**Action item**: Lines with the string "number" are to be identified in the listing and copied.
▬▬▬▬▬▬▬▬▬▬
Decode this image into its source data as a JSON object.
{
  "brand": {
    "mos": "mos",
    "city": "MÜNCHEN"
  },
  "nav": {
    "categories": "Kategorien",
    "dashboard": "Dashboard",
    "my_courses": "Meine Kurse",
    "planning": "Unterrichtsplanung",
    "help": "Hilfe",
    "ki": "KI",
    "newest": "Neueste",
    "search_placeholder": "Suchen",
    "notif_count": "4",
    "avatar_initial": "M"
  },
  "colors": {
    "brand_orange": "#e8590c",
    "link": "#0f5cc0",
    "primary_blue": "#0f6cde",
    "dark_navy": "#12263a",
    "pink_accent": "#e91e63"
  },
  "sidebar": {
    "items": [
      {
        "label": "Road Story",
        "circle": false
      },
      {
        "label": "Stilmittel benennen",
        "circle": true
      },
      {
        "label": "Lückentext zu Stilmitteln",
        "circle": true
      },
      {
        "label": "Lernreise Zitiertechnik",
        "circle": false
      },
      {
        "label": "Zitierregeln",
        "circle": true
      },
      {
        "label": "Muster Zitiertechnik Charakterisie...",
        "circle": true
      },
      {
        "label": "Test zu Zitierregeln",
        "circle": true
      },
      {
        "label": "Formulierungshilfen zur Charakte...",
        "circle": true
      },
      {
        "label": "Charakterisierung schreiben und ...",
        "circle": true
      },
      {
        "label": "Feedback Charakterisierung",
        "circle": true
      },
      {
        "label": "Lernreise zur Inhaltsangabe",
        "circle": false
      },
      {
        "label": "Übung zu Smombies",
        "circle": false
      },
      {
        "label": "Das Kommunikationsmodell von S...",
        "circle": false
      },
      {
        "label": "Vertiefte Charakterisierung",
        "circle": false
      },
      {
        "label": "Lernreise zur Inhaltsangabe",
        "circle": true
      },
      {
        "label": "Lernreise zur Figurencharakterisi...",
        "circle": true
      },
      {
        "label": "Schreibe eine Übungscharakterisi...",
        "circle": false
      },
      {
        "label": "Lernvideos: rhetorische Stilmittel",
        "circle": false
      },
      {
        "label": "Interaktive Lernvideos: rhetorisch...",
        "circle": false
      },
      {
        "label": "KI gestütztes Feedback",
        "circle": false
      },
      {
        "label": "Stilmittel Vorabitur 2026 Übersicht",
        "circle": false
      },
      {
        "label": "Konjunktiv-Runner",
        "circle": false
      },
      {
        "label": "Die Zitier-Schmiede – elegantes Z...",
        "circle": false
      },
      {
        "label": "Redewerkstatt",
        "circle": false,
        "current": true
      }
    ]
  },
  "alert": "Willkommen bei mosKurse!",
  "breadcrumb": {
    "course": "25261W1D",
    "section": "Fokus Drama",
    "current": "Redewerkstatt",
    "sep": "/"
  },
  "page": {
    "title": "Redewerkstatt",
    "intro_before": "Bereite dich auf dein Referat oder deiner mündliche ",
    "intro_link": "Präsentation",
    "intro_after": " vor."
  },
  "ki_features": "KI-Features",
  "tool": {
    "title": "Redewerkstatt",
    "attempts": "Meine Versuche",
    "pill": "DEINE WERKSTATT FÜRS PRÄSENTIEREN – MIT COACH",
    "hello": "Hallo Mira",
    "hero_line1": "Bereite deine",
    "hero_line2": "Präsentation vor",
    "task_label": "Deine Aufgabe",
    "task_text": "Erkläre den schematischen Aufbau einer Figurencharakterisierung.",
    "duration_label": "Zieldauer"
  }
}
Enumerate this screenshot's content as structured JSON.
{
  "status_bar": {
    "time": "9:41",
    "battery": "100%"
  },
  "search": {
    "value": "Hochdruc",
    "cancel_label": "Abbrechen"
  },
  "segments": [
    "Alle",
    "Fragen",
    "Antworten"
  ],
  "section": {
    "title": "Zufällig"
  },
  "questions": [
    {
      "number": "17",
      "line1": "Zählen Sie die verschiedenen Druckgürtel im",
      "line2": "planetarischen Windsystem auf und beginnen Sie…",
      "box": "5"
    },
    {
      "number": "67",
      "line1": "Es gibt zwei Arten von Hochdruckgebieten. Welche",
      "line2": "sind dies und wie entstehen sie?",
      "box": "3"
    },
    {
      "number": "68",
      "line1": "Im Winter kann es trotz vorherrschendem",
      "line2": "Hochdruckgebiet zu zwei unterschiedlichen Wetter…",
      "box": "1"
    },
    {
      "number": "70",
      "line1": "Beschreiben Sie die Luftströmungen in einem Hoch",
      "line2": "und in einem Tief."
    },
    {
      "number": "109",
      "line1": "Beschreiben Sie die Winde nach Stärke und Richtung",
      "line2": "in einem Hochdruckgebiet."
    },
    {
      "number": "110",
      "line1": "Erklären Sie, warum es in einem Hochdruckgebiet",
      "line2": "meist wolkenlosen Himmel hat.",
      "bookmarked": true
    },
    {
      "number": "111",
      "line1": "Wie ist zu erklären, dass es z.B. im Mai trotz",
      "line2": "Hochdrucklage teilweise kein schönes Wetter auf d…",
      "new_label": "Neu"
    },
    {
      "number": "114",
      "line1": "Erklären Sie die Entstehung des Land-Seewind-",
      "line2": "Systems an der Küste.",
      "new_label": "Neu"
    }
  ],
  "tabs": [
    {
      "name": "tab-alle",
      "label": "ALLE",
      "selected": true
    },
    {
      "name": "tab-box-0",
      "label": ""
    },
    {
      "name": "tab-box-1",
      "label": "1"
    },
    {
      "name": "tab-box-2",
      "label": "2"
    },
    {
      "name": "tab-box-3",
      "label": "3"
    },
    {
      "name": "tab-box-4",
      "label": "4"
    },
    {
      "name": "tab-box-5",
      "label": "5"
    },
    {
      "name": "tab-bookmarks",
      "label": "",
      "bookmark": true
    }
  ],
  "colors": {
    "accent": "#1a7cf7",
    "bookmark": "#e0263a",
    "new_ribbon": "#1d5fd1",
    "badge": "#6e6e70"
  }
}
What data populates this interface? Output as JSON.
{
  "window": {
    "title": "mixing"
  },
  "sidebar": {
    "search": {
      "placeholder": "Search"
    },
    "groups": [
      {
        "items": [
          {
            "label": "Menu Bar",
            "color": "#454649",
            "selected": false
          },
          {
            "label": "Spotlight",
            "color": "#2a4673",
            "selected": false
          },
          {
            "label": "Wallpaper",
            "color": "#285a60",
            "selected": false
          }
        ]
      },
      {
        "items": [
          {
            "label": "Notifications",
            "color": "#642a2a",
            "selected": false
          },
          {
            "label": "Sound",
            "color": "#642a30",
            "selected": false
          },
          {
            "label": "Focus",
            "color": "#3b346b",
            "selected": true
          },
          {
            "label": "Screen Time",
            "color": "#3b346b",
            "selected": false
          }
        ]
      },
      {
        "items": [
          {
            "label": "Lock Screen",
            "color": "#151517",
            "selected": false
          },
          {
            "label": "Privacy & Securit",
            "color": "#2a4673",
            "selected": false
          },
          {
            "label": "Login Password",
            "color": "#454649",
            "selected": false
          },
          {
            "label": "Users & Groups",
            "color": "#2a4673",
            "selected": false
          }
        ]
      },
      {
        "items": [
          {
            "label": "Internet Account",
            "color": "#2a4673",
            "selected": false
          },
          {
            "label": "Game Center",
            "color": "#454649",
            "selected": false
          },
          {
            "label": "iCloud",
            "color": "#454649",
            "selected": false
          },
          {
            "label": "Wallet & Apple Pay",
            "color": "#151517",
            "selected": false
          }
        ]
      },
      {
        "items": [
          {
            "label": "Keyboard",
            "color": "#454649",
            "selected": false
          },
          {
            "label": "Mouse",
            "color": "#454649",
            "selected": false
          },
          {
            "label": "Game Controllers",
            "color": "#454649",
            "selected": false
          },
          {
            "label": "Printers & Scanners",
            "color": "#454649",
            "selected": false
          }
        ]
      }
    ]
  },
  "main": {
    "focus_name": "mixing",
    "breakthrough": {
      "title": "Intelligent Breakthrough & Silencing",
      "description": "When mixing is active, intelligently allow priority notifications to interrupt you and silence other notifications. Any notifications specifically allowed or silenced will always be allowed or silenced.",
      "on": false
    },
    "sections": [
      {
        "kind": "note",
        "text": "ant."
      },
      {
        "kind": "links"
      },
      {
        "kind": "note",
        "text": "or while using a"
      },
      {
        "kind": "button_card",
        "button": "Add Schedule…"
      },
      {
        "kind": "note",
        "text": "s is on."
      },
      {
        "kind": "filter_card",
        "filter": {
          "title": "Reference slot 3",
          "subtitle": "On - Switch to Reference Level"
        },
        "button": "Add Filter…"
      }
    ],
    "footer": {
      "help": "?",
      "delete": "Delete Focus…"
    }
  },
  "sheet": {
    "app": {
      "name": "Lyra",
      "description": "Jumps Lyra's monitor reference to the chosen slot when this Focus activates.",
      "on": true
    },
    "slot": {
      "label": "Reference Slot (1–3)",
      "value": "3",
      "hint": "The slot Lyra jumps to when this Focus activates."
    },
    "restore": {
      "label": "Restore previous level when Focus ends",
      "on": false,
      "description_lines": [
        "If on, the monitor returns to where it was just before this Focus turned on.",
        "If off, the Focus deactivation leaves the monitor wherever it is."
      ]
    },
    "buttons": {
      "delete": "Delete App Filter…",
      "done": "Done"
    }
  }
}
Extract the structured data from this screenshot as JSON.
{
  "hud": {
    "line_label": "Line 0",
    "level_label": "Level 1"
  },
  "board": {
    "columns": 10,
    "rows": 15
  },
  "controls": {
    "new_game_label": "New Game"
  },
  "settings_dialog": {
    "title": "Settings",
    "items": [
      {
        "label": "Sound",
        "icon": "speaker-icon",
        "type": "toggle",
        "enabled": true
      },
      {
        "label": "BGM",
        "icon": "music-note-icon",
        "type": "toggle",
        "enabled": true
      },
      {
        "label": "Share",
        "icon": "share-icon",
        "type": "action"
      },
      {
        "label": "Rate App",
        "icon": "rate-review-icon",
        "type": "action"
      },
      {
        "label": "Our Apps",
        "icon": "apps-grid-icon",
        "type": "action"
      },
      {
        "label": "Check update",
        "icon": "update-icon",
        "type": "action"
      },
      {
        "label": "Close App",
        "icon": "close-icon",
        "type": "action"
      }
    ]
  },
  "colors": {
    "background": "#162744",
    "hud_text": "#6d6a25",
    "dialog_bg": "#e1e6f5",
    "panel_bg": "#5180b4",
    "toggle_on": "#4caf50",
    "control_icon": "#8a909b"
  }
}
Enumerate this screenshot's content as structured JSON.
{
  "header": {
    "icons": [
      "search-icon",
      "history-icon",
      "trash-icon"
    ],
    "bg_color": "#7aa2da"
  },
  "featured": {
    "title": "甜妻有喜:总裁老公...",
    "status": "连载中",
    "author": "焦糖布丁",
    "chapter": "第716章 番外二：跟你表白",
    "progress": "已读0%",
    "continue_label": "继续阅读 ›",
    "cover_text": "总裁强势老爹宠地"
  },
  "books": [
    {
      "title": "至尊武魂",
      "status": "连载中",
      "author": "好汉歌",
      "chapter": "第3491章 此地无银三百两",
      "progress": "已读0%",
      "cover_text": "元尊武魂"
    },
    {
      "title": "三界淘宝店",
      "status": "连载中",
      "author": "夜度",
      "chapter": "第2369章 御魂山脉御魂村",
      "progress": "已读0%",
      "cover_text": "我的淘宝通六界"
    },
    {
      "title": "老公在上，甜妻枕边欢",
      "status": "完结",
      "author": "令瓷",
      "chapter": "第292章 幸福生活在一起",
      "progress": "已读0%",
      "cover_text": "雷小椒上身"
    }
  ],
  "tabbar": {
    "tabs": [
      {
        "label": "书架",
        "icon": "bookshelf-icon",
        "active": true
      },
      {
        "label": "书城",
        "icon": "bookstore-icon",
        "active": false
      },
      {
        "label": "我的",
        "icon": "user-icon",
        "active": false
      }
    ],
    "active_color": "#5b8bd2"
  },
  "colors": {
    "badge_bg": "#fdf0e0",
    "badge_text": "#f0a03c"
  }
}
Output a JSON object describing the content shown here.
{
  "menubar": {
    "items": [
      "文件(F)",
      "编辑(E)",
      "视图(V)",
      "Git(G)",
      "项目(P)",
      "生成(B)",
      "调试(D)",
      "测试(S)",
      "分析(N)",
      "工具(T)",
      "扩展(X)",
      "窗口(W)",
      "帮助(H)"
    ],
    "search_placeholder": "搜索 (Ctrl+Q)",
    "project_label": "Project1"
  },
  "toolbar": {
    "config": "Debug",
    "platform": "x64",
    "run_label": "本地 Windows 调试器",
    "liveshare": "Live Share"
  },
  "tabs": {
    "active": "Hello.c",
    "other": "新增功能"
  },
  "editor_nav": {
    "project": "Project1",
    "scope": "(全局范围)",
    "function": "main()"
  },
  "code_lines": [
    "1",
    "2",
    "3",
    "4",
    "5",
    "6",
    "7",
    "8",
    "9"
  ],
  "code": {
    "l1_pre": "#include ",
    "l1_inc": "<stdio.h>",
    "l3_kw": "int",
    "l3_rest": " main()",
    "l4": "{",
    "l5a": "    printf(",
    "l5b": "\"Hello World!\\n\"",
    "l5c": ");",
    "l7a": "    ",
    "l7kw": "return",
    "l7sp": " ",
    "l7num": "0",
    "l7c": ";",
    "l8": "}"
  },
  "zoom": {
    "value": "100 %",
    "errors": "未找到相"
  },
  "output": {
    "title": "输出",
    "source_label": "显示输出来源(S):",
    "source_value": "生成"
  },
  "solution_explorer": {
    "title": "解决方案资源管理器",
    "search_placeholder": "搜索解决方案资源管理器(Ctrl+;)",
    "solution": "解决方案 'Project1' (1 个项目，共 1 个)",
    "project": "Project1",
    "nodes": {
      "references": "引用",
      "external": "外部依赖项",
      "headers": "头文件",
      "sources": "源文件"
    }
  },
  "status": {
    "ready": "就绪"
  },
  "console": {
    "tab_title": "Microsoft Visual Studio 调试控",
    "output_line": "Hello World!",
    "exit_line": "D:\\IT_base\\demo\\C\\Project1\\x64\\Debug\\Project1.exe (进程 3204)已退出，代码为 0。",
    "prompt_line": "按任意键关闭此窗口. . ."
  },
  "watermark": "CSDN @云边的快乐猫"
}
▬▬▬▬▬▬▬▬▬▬
**Expected output**:
      "number": "17",
      "number": "67",
      "number": "68",
      "number": "70",
      "number": "109",
      "number": "110",
      "number": "111",
      "number": "114",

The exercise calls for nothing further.